Entries taken from a collection
- Opening Delimiter -

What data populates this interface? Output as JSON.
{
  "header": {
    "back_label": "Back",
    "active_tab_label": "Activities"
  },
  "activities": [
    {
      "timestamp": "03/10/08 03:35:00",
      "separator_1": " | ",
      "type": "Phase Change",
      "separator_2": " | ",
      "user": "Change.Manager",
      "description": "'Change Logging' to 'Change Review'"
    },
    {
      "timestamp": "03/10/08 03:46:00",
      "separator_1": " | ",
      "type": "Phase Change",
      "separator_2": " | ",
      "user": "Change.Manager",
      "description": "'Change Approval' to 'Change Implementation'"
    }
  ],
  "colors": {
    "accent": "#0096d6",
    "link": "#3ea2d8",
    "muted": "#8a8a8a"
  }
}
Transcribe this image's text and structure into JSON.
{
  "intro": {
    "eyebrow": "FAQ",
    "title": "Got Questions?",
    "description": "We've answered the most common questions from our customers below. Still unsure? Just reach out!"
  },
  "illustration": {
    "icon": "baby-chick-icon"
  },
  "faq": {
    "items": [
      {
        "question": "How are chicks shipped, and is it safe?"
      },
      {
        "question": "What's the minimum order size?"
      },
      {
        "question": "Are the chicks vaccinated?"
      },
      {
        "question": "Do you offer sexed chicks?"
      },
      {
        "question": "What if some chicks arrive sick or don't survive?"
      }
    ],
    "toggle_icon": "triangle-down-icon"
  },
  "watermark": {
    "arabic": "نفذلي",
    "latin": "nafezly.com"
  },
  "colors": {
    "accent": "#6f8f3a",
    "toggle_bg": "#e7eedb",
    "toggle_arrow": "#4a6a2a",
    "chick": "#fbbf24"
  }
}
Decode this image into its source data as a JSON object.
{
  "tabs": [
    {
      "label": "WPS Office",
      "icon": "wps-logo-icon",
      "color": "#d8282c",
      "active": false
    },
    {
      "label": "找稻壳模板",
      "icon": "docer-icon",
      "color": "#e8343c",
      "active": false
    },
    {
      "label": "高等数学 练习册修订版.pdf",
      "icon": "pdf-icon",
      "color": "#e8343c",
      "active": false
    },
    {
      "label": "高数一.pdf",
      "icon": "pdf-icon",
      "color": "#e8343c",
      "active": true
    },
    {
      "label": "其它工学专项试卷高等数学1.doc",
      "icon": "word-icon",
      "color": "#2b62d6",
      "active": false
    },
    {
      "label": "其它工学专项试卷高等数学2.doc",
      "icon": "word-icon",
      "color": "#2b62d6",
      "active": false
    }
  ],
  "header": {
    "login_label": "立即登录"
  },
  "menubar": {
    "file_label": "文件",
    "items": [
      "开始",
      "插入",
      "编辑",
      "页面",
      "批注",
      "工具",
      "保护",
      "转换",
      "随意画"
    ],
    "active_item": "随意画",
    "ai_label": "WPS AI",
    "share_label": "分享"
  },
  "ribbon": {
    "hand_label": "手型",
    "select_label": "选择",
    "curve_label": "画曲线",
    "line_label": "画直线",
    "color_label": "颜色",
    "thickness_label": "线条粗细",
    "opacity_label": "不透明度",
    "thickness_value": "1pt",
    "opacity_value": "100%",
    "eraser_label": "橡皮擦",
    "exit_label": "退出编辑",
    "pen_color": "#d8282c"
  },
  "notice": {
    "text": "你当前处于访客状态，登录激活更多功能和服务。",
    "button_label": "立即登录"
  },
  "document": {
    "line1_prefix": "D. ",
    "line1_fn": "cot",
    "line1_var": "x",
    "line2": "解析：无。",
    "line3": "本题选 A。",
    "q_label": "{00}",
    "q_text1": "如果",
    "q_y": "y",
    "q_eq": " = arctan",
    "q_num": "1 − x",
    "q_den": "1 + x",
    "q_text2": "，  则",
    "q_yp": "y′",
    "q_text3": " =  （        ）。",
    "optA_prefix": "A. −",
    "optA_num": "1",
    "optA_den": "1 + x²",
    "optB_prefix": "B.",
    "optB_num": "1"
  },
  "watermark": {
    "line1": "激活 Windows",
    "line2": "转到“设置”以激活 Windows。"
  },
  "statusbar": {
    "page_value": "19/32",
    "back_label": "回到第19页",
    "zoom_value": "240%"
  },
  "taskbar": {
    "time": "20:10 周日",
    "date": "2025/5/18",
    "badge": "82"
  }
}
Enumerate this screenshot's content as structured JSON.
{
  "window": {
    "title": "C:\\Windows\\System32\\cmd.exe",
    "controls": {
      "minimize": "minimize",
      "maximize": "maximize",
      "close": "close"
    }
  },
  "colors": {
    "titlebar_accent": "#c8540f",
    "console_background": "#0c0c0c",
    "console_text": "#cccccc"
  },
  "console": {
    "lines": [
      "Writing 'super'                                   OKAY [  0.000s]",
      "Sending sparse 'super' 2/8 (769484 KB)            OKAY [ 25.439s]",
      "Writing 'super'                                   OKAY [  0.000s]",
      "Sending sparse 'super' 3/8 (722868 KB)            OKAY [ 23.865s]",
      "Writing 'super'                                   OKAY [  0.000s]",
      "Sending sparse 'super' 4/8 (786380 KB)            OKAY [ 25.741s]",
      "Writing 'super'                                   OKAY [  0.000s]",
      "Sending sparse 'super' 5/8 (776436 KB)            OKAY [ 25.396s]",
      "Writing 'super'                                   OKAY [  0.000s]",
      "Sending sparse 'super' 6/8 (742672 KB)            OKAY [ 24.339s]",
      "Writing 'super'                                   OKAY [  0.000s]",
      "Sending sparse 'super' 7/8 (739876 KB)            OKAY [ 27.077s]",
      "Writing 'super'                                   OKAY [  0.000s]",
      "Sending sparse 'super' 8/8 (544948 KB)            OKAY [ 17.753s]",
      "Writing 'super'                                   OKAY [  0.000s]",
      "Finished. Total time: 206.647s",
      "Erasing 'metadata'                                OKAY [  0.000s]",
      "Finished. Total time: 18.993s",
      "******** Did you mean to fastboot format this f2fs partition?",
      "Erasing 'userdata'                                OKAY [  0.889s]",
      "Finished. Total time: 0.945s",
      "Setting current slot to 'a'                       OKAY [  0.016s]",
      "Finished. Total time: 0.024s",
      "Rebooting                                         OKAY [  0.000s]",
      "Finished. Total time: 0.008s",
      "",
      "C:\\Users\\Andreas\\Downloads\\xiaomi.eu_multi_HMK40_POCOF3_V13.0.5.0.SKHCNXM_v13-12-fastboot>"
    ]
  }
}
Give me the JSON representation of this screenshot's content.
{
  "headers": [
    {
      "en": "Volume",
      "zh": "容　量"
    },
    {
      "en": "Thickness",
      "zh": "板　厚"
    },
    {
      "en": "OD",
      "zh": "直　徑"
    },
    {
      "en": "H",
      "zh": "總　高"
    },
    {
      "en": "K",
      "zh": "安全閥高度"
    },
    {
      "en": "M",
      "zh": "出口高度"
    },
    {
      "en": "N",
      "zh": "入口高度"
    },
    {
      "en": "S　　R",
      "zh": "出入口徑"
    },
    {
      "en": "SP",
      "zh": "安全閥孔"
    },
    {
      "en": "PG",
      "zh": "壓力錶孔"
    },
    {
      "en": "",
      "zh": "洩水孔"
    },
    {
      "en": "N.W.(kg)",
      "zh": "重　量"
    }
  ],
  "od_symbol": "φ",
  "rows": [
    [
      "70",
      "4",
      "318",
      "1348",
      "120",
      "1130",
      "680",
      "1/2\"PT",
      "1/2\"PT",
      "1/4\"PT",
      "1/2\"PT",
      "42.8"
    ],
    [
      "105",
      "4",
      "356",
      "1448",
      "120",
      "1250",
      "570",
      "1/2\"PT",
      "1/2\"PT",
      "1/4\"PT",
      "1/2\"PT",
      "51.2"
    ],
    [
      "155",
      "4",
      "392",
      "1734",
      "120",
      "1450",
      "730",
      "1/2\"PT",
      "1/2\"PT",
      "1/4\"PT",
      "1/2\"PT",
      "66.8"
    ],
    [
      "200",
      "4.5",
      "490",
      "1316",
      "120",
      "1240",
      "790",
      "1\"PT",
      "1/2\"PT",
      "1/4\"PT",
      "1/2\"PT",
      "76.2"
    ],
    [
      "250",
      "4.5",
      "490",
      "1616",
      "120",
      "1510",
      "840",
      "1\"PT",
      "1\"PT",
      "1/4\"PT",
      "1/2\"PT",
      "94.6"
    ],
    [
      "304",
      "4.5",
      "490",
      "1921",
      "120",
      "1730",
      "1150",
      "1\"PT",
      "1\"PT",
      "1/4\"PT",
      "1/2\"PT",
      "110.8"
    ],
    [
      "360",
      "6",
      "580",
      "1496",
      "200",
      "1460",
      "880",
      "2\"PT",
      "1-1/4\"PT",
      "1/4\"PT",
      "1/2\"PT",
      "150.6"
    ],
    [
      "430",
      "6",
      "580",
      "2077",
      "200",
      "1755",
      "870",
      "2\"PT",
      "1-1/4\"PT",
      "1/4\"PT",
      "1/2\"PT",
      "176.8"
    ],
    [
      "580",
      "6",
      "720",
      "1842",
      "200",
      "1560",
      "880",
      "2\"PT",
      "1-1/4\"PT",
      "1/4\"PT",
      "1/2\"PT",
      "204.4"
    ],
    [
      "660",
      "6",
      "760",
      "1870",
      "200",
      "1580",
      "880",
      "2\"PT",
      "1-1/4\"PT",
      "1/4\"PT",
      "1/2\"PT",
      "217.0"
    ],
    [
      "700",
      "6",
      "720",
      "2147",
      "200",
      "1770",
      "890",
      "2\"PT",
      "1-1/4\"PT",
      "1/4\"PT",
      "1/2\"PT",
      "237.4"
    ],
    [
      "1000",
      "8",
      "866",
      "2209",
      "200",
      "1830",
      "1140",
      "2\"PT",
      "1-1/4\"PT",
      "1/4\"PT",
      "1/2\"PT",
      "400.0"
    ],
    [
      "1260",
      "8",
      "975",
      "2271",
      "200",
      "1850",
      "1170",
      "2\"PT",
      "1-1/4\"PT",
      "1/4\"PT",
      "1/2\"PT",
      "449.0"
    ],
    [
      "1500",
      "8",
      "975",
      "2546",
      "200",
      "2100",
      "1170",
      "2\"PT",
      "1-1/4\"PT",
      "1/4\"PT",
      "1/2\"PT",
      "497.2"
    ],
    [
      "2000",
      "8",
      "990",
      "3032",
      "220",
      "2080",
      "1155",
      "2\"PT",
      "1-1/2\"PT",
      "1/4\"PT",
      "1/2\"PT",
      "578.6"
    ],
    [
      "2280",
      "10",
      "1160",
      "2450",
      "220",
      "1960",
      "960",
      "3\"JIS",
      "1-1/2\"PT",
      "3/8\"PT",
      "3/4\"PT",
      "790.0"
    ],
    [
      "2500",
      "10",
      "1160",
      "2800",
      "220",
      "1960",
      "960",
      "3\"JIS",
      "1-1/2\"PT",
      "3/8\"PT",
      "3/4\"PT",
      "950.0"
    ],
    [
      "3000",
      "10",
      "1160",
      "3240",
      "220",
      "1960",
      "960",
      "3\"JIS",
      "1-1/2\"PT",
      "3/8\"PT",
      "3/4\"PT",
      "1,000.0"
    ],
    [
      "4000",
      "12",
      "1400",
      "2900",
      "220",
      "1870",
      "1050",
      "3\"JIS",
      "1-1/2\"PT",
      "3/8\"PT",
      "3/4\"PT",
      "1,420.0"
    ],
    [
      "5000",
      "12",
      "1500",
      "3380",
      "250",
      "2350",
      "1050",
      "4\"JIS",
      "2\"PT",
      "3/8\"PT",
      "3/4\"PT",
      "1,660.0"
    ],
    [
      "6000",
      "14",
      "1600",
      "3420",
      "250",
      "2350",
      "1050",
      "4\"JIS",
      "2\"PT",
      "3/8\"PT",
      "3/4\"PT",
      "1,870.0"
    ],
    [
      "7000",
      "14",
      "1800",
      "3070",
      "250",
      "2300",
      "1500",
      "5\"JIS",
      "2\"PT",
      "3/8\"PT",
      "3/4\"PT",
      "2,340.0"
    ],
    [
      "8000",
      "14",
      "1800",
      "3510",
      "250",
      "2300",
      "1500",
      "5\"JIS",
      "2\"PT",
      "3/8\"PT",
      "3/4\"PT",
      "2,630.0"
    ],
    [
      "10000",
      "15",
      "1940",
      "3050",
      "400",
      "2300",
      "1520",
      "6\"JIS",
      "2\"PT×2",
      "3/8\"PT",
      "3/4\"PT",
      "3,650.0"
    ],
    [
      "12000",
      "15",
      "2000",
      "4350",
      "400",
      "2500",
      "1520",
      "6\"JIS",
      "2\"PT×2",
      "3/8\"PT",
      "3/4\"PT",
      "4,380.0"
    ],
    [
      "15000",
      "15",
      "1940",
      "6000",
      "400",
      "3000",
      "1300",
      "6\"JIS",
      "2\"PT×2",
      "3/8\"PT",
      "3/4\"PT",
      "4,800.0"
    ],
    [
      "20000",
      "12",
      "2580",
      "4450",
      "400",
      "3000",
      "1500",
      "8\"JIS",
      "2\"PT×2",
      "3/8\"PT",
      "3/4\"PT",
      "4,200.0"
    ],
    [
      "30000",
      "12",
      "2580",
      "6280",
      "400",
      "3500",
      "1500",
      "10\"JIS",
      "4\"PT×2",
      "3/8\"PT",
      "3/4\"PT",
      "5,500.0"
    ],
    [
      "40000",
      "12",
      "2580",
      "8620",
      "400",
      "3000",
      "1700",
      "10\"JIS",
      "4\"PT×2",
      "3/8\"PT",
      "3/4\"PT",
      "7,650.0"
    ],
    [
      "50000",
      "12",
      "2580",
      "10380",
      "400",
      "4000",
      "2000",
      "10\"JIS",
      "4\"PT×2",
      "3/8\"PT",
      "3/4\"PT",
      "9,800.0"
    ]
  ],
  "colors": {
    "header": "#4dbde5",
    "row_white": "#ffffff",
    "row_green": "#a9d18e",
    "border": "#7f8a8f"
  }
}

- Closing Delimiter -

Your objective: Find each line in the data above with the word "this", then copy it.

Exercise answer:
What data populates this interface? Output as JSON.
Transcribe this image's text and structure into JSON.
Decode this image into its source data as a JSON object.
Enumerate this screenshot's content as structured JSON.
      "******** Did you mean to fastboot format this f2fs partition?",
Give me the JSON representation of this screenshot's content.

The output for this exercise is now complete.